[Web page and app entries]
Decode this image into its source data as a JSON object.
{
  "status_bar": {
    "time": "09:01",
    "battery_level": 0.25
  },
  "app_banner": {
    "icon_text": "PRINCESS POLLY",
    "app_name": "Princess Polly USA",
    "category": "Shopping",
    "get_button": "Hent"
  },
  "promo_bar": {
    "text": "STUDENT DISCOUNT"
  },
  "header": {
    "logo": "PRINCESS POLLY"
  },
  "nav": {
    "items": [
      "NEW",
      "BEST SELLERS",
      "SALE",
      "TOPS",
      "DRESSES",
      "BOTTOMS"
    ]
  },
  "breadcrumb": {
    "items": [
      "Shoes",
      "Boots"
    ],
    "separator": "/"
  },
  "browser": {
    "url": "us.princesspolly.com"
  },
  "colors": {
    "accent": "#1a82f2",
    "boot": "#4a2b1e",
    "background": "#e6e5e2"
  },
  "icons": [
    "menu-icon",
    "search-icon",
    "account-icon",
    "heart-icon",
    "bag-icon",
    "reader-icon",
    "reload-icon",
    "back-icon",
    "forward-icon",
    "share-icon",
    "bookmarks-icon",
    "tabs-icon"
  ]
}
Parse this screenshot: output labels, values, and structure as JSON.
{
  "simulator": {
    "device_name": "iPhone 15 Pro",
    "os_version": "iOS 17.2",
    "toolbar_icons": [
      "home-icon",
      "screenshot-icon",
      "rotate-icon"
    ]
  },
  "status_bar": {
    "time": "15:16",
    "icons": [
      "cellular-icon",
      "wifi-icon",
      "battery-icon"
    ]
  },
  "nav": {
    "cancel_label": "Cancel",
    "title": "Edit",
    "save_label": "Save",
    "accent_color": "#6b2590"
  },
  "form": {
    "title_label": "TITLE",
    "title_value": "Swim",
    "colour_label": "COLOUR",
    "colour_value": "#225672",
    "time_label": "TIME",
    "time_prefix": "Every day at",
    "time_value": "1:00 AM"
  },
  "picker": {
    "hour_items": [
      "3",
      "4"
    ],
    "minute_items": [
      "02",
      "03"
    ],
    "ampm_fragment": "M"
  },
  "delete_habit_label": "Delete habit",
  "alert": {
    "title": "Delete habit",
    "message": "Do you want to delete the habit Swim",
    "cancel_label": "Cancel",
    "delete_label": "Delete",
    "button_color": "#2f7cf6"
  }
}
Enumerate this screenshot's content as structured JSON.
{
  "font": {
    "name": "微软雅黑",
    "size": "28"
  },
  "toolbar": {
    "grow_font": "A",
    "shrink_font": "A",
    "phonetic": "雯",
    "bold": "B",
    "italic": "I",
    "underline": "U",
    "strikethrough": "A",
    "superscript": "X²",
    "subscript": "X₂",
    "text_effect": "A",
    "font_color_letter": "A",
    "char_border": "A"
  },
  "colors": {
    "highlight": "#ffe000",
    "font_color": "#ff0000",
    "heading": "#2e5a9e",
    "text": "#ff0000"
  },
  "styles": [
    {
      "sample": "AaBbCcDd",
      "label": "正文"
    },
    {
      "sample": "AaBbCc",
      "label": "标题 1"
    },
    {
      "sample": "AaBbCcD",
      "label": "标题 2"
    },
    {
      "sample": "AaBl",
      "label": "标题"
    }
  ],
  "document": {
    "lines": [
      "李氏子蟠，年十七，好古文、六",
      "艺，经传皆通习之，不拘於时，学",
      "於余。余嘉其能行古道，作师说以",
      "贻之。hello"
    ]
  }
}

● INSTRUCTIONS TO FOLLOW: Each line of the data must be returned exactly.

● TASK SOLUTION:
Decode this image into its source data as a JSON object.
{
  "status_bar": {
    "time": "09:01",
    "battery_level": 0.25
  },
  "app_banner": {
    "icon_text": "PRINCESS POLLY",
    "app_name": "Princess Polly USA",
    "category": "Shopping",
    "get_button": "Hent"
  },
  "promo_bar": {
    "text": "STUDENT DISCOUNT"
  },
  "header": {
    "logo": "PRINCESS POLLY"
  },
  "nav": {
    "items": [
      "NEW",
      "BEST SELLERS",
      "SALE",
      "TOPS",
      "DRESSES",
      "BOTTOMS"
    ]
  },
  "breadcrumb": {
    "items": [
      "Shoes",
      "Boots"
    ],
    "separator": "/"
  },
  "browser": {
    "url": "us.princesspolly.com"
  },
  "colors": {
    "accent": "#1a82f2",
    "boot": "#4a2b1e",
    "background": "#e6e5e2"
  },
  "icons": [
    "menu-icon",
    "search-icon",
    "account-icon",
    "heart-icon",
    "bag-icon",
    "reader-icon",
    "reload-icon",
    "back-icon",
    "forward-icon",
    "share-icon",
    "bookmarks-icon",
    "tabs-icon"
  ]
}
Parse this screenshot: output labels, values, and structure as JSON.
{
  "simulator": {
    "device_name": "iPhone 15 Pro",
    "os_version": "iOS 17.2",
    "toolbar_icons": [
      "home-icon",
      "screenshot-icon",
      "rotate-icon"
    ]
  },
  "status_bar": {
    "time": "15:16",
    "icons": [
      "cellular-icon",
      "wifi-icon",
      "battery-icon"
    ]
  },
  "nav": {
    "cancel_label": "Cancel",
    "title": "Edit",
    "save_label": "Save",
    "accent_color": "#6b2590"
  },
  "form": {
    "title_label": "TITLE",
    "title_value": "Swim",
    "colour_label": "COLOUR",
    "colour_value": "#225672",
    "time_label": "TIME",
    "time_prefix": "Every day at",
    "time_value": "1:00 AM"
  },
  "picker": {
    "hour_items": [
      "3",
      "4"
    ],
    "minute_items": [
      "02",
      "03"
    ],
    "ampm_fragment": "M"
  },
  "delete_habit_label": "Delete habit",
  "alert": {
    "title": "Delete habit",
    "message": "Do you want to delete the habit Swim",
    "cancel_label": "Cancel",
    "delete_label": "Delete",
    "button_color": "#2f7cf6"
  }
}
Enumerate this screenshot's content as structured JSON.
{
  "font": {
    "name": "微软雅黑",
    "size": "28"
  },
  "toolbar": {
    "grow_font": "A",
    "shrink_font": "A",
    "phonetic": "雯",
    "bold": "B",
    "italic": "I",
    "underline": "U",
    "strikethrough": "A",
    "superscript": "X²",
    "subscript": "X₂",
    "text_effect": "A",
    "font_color_letter": "A",
    "char_border": "A"
  },
  "colors": {
    "highlight": "#ffe000",
    "font_color": "#ff0000",
    "heading": "#2e5a9e",
    "text": "#ff0000"
  },
  "styles": [
    {
      "sample": "AaBbCcDd",
      "label": "正文"
    },
    {
      "sample": "AaBbCc",
      "label": "标题 1"
    },
    {
      "sample": "AaBbCcD",
      "label": "标题 2"
    },
    {
      "sample": "AaBl",
      "label": "标题"
    }
  ],
  "document": {
    "lines": [
      "李氏子蟠，年十七，好古文、六",
      "艺，经传皆通习之，不拘於时，学",
      "於余。余嘉其能行古道，作师说以",
      "贻之。hello"
    ]
  }
}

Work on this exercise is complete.